Items from an interface collection:
- Opening Delimiter -
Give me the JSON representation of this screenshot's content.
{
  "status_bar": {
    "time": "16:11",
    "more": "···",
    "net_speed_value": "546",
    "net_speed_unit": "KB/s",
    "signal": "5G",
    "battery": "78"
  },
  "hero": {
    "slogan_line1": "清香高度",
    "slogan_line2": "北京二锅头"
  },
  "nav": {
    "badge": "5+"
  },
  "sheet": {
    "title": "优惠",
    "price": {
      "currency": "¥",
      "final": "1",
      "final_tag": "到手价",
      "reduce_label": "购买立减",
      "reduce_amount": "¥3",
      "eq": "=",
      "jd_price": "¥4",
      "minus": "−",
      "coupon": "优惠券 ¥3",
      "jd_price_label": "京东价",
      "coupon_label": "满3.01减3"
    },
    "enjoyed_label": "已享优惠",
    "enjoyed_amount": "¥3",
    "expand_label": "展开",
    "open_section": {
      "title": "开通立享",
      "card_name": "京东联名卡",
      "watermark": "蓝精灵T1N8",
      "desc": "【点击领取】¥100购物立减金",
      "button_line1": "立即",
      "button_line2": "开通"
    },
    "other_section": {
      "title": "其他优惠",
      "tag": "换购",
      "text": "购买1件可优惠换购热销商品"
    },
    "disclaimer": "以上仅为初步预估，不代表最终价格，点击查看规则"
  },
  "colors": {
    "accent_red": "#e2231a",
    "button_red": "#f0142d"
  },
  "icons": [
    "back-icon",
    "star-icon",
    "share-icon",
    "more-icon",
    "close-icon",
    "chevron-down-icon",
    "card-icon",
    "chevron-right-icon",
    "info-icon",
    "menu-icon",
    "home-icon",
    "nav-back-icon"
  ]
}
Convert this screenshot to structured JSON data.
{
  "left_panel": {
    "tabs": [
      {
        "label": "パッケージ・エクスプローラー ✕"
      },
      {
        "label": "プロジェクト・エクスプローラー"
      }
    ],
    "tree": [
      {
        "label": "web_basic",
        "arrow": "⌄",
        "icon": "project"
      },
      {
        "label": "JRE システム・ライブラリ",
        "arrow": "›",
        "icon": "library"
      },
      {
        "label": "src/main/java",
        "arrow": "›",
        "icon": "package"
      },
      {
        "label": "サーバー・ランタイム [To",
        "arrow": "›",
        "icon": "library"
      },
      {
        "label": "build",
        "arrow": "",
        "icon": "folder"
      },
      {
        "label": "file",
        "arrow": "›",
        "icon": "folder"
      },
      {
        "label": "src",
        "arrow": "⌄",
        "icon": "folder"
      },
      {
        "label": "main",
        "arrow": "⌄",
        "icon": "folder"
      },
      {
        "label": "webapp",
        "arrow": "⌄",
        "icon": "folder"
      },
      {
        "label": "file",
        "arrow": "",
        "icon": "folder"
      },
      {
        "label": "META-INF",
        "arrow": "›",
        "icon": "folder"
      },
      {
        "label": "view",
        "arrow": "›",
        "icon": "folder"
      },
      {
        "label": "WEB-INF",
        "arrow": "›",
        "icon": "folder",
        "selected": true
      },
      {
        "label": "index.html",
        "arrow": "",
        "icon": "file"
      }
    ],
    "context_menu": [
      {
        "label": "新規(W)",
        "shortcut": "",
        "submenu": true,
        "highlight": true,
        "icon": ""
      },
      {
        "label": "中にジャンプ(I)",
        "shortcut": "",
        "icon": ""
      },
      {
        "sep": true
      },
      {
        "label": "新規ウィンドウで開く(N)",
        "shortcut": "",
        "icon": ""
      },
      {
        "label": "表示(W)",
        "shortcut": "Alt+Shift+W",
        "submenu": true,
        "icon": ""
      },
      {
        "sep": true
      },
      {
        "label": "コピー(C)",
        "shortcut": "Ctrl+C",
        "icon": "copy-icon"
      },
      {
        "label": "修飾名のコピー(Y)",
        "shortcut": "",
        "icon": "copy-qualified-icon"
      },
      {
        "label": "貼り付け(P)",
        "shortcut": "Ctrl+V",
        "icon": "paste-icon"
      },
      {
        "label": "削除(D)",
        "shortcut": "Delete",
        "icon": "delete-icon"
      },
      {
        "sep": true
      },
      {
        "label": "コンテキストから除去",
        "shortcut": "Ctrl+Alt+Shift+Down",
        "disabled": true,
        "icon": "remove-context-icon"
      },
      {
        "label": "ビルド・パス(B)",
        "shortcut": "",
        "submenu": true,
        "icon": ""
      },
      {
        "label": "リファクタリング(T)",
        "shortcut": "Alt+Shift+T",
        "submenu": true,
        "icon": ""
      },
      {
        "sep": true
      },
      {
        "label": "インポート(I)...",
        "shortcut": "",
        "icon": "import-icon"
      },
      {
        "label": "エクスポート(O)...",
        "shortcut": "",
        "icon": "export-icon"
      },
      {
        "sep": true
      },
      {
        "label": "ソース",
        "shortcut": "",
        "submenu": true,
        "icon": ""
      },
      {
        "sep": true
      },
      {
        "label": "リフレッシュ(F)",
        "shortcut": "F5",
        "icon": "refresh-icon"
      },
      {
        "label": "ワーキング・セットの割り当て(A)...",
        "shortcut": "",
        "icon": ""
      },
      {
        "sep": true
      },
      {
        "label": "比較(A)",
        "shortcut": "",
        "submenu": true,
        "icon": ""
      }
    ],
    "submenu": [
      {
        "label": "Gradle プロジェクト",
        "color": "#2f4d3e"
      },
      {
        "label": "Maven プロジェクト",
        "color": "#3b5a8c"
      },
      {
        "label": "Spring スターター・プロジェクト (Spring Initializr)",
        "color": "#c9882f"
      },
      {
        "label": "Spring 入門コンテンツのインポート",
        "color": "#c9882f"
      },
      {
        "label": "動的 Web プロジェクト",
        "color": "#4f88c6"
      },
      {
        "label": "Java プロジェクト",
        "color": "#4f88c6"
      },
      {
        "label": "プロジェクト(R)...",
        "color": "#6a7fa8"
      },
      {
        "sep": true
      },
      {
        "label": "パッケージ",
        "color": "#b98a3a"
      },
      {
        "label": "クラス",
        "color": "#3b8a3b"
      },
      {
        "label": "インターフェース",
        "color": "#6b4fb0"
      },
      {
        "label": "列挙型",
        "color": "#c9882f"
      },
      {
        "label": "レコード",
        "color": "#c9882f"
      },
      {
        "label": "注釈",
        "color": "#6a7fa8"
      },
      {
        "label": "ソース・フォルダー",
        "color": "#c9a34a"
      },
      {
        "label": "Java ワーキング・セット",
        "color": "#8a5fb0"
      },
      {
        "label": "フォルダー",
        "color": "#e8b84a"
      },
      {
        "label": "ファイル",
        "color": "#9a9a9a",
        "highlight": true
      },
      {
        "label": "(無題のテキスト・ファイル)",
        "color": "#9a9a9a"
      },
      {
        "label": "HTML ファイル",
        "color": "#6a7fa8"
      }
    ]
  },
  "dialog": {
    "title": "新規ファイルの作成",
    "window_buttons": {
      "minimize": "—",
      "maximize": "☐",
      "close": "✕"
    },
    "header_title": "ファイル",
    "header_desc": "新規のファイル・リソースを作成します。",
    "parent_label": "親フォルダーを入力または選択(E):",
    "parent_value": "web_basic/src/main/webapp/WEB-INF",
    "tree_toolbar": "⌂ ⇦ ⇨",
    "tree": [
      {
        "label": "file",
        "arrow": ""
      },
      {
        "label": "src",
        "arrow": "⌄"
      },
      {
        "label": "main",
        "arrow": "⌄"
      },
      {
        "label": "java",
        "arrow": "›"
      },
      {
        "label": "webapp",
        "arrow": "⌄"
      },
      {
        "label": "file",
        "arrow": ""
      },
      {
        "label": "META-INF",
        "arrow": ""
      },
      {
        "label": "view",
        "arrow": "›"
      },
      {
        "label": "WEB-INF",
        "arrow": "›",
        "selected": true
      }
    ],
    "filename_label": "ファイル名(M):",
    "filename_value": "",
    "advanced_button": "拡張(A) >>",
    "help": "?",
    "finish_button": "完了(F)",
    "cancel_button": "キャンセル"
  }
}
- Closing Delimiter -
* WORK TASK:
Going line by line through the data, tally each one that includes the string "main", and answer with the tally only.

* REPLY TO THE TASK:
4